“We know that on average for Australian women, the lifetime risk of developing breast cancer is about 12%,” explains Professor Phillips. “But that average statistic  is actually not very helpful for individuals … most women are at  a much lower risk, while some women have a much greater risk – up to 80% if they carry a breast cancer gene mutation.”

“It’s really important to identify each individual woman’s risk factors, so that we can assess her personal breast cancer risk and then manage that risk with screening and prevention strategies that are appropriate to her personal risk level.”

Empowering doctors with an easy-to-use tool to conduct individualised risk assessments means that women who are found to be at high risk of breast cancer can be offered prevention strategies, such as risk reducing surgery, risk reducing medication or more intensive screening.

Individual risk assessment is a tried and tested method of improving health outcomes. As Professor Phillips points out, routine assessment of blood pressure and cholesterol by GPs has improved the management of cardiovascular disease risk and reduced deaths throughout Australia. Professor Phillips wants to see the same approach for breast cancer.
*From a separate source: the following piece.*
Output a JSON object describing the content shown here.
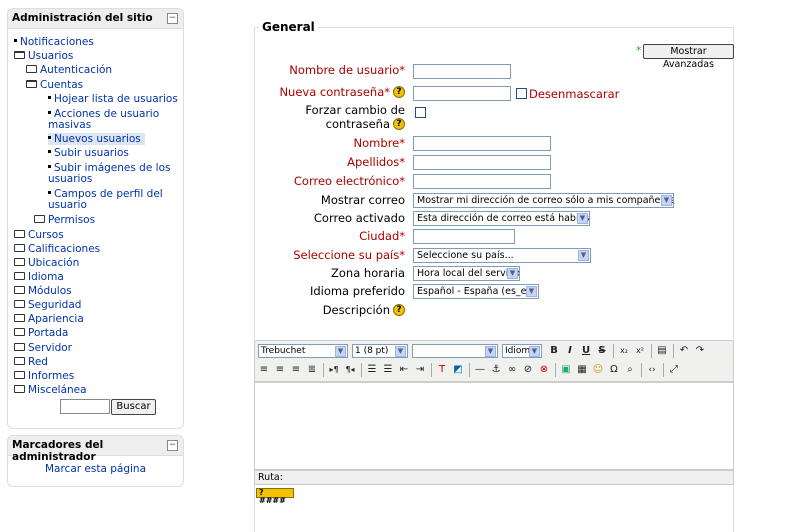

“If tomorrow, every woman in Australia had her breast cancer risk assessed and managed appropriately, we would dramatically reduce the incidence rate of breast cancer over the coming decades.”

Professor Phillips hopes this research and the resulting risk assessment and risk management tool will help to transform clinical practice in Australia, reducing the burden of breast cancer on Australian women and their families.

“If we ask the average woman on the street what her risk of breast cancer is, most women won’t really know … and they won’t have had their personal breast cancer risk assessed,” says Professor Phillips. “I would like to see breast cancer risk being routinely assessed in primary care so that all women are aware of whether they are at average, moderate or high risk of breast cancer, and what the appropriate interventions are for them.”

Professor Phillips’ research has real potential to reduce the burden of breast cancer in Australia by tackling risk and implementing evidence-based prevention strategies before the disease occurs.

This research, and the work of many other talented Australian researchers, would not be possible without funding from organisations like NBCF.

“There is an awful lot of amazing breast cancer research going on in this country,” says Professor Phillips. “When you have a lot of really good researchers doing a lot of really good research, you need to fund it. So we always need money for breast cancer research.”

For Professor Phillips, the practical and supportive nature of NBCF funding and grant schemes sets NBCF apart as a true partner for Australia’s best breast cancer researchers.

“NBCF provides funding that has been very well thought out,” she says. “The Fellowship that I have from NBCF funds part of my salary. It means I can have protected time for research and this is absolutely essential. Research takes a long time.”

Professor Phillips also has high praise for other NBCF grant schemes, such as the Innovator grants and the Think Tanks, saying that they are unique funding approaches that truly help to kick start Australian research.

“NBCF has identified that there are a lot of good ideas out there and you have to take the risk to fund those really good ideas to see them come to fruition.”